My name is dr. Nicolas Gumpert. I am a specialist in orthopedics and the founder of and work as an orthopedist at Lumedis.
Various television programs and print media report regularly about my work. On HR television you can see me live every 6 weeks on "Hallo Hessen".
But now enough is indicated ;-)
In order to be able to treat successfully in orthopedics, a thorough examination, diagnosis and a medical history are required.
In our very economic world in particular, there is not enough time to thoroughly grasp the complex diseases of orthopedics and thus initiate targeted treatment.
I don't want to join the ranks of "quick knife pullers".
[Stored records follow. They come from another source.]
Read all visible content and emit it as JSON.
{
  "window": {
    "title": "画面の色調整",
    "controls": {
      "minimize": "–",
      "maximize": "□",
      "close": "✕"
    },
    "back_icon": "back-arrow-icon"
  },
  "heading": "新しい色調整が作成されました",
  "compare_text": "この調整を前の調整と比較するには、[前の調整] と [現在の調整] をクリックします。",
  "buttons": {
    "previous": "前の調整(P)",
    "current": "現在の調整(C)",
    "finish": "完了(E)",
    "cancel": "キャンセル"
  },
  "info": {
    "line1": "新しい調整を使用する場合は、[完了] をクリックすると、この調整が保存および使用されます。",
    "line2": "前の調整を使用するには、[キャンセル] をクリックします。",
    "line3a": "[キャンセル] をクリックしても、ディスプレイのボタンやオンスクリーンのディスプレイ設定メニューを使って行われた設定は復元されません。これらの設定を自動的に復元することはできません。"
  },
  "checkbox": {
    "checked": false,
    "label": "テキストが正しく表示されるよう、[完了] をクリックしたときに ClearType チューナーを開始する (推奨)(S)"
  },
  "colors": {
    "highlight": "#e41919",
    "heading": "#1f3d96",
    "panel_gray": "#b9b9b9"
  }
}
The aim of all treatment is treatment without surgery.
Which therapy achieves the best results in the long term can only be determined after looking at all of the information (Examination, X-ray, ultrasound, MRI, etc.) be assessed.
You will find me:
- Lumedis - orthopedic surgeons
60311 Frankfurt am Main
You can make an appointment here.
Unfortunately, it is currently only possible to make an appointment with private health insurers. I hope for your understanding!
For more information about myself, see Lumedis - Orthopedists.